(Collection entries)
· · · · · · ·

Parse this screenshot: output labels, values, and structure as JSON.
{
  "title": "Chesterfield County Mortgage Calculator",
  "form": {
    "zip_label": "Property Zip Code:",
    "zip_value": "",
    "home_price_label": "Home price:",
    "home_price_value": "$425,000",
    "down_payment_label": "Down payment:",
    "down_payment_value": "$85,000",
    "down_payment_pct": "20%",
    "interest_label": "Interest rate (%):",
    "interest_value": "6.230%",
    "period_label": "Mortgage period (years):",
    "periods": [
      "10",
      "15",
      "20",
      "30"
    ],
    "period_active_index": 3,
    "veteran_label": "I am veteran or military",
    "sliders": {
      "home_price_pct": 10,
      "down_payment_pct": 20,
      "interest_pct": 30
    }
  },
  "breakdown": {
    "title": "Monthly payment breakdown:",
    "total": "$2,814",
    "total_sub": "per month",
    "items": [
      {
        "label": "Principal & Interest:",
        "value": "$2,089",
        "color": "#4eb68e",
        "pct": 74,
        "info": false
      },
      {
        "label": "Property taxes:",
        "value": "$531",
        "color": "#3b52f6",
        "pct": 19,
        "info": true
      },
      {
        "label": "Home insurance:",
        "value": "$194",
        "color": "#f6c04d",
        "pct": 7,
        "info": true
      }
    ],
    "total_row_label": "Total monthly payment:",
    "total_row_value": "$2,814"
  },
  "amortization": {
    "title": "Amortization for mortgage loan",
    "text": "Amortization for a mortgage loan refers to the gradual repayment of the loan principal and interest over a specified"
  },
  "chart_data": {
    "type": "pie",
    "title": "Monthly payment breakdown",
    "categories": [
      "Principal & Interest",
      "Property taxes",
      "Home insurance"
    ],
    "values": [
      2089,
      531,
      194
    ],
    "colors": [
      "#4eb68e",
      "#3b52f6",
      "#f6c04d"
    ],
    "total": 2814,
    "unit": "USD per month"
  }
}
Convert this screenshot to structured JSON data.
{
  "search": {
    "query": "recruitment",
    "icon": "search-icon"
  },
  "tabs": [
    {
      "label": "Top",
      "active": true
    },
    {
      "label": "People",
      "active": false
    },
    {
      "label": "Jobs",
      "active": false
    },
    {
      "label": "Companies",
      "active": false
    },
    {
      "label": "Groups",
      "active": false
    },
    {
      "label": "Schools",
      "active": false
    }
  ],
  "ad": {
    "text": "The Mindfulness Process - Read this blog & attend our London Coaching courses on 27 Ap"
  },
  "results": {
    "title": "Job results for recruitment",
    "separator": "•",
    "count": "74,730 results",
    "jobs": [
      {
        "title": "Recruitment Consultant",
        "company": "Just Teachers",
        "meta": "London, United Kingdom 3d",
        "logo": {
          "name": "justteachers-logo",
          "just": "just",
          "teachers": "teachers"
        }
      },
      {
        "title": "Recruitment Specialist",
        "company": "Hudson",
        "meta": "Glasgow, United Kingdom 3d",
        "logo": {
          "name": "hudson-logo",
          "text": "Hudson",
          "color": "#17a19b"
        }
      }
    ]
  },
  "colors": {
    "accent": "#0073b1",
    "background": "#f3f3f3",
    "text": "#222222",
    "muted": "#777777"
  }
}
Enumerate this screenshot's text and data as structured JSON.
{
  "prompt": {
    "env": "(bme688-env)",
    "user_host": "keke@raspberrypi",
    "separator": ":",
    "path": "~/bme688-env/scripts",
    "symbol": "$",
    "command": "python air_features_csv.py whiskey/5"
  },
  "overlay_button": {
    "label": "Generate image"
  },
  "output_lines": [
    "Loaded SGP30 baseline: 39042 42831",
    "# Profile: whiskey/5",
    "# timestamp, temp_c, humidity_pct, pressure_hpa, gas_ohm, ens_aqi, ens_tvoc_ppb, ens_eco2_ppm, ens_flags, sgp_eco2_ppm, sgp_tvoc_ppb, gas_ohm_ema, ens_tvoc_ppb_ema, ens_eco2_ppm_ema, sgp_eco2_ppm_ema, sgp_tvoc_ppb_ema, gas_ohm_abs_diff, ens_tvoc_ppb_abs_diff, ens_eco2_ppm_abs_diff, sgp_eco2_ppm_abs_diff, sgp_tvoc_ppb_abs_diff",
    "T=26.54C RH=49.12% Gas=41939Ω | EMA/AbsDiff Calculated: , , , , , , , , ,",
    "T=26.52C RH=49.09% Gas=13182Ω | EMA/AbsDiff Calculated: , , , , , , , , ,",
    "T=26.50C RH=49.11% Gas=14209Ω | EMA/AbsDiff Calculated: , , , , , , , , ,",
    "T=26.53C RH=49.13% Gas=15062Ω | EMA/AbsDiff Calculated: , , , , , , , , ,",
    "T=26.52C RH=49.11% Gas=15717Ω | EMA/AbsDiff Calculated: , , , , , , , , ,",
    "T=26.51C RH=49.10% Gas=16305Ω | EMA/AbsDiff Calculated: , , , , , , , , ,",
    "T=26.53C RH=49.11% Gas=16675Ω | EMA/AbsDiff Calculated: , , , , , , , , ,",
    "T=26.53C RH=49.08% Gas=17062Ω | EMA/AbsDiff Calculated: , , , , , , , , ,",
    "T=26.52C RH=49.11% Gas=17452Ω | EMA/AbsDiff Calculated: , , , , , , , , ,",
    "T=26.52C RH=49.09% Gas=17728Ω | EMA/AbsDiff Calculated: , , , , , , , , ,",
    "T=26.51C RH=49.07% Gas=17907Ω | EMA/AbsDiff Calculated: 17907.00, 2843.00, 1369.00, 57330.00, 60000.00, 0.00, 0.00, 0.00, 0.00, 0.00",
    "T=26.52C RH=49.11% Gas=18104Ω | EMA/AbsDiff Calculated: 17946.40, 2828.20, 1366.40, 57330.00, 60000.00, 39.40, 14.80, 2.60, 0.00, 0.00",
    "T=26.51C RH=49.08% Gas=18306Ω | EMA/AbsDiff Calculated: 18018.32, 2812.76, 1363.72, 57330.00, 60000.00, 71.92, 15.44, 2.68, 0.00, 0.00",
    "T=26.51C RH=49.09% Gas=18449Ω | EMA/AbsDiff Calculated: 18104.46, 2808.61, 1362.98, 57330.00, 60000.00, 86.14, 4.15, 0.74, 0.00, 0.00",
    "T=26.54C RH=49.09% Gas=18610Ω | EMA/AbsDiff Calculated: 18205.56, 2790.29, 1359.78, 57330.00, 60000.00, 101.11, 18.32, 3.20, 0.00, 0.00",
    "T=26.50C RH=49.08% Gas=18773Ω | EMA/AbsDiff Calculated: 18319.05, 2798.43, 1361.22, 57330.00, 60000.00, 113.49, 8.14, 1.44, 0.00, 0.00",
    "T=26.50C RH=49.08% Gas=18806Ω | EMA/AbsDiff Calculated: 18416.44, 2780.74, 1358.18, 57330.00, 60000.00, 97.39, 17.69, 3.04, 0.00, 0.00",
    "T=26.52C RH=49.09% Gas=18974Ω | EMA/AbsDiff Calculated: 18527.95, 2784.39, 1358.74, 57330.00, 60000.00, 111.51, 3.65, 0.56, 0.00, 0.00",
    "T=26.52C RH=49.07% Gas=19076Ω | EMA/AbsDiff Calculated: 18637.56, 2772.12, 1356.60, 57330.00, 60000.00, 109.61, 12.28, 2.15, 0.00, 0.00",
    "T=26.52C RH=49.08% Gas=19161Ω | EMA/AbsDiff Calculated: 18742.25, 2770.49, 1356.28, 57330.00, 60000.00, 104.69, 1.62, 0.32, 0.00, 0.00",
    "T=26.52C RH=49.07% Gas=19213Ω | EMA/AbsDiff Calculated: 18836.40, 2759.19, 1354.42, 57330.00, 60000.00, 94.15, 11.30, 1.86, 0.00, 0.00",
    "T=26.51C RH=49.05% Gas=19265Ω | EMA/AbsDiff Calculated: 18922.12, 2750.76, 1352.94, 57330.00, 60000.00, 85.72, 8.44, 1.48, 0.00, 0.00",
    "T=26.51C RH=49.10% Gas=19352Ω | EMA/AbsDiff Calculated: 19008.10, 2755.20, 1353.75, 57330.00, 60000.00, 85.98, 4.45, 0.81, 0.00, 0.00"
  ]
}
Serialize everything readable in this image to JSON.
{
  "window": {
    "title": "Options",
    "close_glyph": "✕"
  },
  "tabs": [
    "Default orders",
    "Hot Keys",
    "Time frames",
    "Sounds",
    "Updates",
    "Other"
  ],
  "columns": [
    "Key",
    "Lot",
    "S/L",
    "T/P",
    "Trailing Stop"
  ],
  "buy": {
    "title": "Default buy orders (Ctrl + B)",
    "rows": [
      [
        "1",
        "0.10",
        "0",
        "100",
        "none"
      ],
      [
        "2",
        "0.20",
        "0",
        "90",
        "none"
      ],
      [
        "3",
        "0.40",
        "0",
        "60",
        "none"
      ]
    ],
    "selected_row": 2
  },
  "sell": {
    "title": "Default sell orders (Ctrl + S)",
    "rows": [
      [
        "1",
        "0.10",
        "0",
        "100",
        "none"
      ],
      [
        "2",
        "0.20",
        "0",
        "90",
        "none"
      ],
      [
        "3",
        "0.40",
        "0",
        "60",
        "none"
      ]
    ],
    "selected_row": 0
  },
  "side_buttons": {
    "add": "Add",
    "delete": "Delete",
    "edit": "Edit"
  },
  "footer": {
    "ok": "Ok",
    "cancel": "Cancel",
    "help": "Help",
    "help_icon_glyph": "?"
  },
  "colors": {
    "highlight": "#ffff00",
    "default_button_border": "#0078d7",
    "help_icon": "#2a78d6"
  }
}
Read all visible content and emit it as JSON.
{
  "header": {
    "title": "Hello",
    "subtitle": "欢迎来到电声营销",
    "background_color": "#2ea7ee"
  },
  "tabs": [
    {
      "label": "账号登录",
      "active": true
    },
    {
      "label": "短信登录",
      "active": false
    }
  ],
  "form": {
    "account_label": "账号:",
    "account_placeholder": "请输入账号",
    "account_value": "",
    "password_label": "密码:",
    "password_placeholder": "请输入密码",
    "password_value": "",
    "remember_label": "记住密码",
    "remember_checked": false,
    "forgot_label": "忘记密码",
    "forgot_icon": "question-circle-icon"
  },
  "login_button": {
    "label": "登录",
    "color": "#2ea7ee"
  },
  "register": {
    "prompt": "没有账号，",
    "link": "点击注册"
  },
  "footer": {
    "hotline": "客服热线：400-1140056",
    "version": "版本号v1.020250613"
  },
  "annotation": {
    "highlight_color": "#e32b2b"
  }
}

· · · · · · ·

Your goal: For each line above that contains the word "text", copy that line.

Result of the exercise:
    "text": "Amortization for a mortgage loan refers to the gradual repayment of the loan principal and interest over a specified"
    "text": "The Mindfulness Process - Read this blog & attend our London Coaching courses on 27 Ap"
          "text": "Hudson",
    "text": "#222222",
Enumerate this screenshot's text and data as structured JSON.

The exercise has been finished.